At the outset of Monday’s meeting, Devine attempted to get a second and final vote on the agreement delayed until July 23.
Benjamin, though, urged the council not to delay further.
“This bill will die today if we don’t move forward,” Benjamin said.
Hughes did not comment on Benjamin’s brinksmanship. He added that he chose not to attend public meetings “because I felt it was important that those who live in Columbia make their own decisions.”
Other details about Hughes’s plans for the development include:
- 3,558 residential dwelling units, including apartment and condominium units;
- About 1.7 million square feet of commercial and office space;
- A 70-room hotel;
- A location for a church;
- Recreational spaces;
- Hiking and open spaces;
- And community facilities.
The next step is for his company, Hughes Development Corp., to complete the purchase of the hospital property, Hughes said. He added that the process will “begin immediately.”
It took nearly a decade to reach Monday’s vote.
In May 2005, the Department of Mental Health announced its intention to sell the property and in 2007 the S.C. Supreme Court ruled that the agency could proceed.
In December 2010, Hughes placed the property under contract. The contract would have expired July 31.
“Now after years of work, we are excited to have an agreement that lets all of us work together as a team to transform Bull Street,” Hughes said. “Together, we can approach the marketplace and offer a Bull Street transformation that will improve the quality of life in all parts of the city with new investment, jobs and tax revenue.

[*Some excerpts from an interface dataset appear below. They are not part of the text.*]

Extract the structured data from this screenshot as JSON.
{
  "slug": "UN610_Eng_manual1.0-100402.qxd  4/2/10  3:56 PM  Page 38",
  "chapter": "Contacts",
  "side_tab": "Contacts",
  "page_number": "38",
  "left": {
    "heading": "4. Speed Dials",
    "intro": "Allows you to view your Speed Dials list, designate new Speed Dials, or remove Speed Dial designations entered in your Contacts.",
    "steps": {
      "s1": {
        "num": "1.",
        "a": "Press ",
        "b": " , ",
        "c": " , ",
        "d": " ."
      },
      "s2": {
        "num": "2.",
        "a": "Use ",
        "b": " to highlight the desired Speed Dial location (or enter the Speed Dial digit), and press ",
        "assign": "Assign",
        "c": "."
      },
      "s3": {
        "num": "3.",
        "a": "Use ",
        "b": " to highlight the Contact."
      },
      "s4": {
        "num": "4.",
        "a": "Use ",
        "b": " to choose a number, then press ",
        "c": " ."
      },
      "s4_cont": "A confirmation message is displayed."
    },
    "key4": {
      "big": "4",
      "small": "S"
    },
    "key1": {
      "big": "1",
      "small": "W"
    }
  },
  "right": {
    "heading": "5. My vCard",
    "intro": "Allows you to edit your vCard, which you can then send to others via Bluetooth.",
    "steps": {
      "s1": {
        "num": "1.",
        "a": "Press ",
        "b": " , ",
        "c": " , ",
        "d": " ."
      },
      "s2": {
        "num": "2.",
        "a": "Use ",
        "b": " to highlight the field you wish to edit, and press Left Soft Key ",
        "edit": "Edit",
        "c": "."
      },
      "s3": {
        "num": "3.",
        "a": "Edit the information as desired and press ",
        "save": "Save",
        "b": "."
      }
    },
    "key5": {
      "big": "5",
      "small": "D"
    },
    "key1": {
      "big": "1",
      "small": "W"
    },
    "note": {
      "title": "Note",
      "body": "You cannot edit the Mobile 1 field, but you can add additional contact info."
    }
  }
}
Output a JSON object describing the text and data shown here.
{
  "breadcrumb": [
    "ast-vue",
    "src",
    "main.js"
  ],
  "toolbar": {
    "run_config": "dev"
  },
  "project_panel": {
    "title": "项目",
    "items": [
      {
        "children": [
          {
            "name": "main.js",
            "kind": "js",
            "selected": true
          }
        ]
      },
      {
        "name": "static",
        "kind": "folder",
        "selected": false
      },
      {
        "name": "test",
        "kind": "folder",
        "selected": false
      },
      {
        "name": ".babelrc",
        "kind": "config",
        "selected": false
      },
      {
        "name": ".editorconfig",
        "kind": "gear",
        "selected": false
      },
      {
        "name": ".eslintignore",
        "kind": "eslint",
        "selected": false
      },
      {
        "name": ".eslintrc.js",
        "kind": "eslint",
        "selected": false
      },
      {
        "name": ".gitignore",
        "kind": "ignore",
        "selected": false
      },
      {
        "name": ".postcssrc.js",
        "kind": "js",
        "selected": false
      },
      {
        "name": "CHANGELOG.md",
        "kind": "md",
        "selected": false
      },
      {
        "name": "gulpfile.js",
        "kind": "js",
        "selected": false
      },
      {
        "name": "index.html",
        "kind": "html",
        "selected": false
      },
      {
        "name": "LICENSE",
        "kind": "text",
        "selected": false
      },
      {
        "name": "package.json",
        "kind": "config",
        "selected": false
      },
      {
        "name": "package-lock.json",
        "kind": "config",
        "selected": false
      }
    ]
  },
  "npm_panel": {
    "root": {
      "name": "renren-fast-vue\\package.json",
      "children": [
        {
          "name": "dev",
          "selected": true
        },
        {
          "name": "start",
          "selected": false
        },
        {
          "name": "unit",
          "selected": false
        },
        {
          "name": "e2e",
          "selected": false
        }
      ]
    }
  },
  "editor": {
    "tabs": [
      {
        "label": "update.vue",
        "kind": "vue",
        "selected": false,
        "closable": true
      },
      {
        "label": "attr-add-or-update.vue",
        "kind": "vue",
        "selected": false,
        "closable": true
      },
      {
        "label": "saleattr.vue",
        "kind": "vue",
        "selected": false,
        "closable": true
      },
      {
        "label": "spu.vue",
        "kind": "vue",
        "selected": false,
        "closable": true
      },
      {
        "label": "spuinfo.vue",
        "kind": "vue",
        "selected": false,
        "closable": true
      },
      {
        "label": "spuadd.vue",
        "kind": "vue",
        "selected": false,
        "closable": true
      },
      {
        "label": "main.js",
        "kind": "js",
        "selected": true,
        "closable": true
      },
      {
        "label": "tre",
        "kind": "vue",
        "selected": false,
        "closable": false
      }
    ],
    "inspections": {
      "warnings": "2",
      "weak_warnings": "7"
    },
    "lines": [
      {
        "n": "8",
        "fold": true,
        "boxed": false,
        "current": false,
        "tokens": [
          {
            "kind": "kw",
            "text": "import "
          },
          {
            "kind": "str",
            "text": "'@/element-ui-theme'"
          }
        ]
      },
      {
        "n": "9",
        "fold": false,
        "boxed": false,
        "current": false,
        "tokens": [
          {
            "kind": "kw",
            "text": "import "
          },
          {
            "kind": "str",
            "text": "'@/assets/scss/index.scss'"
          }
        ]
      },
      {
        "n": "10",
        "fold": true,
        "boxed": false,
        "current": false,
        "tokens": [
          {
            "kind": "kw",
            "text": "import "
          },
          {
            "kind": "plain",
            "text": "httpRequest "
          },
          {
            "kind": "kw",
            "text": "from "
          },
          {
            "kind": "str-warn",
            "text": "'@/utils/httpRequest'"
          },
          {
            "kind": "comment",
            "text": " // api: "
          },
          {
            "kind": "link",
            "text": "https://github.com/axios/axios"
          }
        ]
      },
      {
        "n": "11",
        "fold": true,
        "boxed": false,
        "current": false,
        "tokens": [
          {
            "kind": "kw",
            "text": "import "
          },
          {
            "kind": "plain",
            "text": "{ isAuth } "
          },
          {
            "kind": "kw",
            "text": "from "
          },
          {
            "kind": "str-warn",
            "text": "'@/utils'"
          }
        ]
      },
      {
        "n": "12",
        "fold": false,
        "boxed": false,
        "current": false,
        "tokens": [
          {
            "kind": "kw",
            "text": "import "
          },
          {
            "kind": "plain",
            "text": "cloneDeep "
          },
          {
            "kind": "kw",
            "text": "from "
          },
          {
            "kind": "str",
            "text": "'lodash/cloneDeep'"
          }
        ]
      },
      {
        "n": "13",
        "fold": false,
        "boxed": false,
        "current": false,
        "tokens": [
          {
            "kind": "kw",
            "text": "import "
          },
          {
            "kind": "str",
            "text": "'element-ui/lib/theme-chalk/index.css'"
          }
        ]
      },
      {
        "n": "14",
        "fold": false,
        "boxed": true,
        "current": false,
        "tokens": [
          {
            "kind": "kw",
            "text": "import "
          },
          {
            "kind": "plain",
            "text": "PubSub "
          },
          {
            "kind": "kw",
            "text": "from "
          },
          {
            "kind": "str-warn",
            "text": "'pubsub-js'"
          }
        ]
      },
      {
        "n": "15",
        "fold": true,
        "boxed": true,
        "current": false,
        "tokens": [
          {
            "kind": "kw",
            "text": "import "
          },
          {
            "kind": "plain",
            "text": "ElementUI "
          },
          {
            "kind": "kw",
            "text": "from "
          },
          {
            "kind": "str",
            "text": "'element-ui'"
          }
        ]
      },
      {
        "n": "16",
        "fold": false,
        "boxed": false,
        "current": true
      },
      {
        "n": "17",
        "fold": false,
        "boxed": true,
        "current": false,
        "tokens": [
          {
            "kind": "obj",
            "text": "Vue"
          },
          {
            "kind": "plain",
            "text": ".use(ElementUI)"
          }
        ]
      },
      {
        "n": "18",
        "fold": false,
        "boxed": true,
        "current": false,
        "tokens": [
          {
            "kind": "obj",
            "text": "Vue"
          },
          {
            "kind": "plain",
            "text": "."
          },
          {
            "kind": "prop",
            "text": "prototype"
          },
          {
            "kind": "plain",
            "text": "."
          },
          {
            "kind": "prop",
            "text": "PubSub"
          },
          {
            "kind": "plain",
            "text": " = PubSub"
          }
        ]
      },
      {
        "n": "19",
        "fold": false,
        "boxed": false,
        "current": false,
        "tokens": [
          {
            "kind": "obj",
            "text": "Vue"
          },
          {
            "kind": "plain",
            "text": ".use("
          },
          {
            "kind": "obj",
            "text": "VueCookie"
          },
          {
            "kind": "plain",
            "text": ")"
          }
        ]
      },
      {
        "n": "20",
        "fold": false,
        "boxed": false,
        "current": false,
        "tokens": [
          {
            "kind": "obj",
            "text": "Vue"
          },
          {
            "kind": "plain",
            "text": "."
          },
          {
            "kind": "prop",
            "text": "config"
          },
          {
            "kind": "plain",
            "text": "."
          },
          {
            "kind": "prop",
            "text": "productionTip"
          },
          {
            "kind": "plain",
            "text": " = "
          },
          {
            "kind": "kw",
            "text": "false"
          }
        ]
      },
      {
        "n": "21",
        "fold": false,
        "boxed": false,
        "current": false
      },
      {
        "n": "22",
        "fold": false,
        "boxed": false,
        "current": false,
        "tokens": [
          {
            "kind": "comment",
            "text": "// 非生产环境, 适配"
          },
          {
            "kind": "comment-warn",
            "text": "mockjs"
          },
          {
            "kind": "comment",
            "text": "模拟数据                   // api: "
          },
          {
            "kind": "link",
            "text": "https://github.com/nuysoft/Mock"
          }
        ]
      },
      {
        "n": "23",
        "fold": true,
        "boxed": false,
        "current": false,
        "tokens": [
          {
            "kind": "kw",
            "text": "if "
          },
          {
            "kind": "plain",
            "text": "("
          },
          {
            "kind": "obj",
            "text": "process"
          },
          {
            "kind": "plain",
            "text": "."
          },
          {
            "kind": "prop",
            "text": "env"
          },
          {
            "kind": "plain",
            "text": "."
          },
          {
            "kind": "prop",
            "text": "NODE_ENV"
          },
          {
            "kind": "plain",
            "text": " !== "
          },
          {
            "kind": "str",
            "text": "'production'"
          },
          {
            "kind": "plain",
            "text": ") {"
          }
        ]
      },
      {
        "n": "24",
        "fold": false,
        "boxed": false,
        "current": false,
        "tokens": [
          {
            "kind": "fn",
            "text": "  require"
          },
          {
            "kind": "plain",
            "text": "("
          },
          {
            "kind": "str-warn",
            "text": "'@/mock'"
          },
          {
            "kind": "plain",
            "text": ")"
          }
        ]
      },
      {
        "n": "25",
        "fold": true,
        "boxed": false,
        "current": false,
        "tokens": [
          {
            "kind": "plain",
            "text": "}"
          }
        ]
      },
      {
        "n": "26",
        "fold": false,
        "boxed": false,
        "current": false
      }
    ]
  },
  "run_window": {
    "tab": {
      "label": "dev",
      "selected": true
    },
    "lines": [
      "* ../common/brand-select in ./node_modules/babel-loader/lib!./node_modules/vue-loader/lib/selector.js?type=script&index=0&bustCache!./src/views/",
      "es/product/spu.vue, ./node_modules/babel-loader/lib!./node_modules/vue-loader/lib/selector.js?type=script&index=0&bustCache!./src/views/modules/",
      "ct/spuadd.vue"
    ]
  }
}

“We will accomplish this while maintaining a reverence for this unique historical site.”
Reach Chuck Crumbo at 803-726-7542.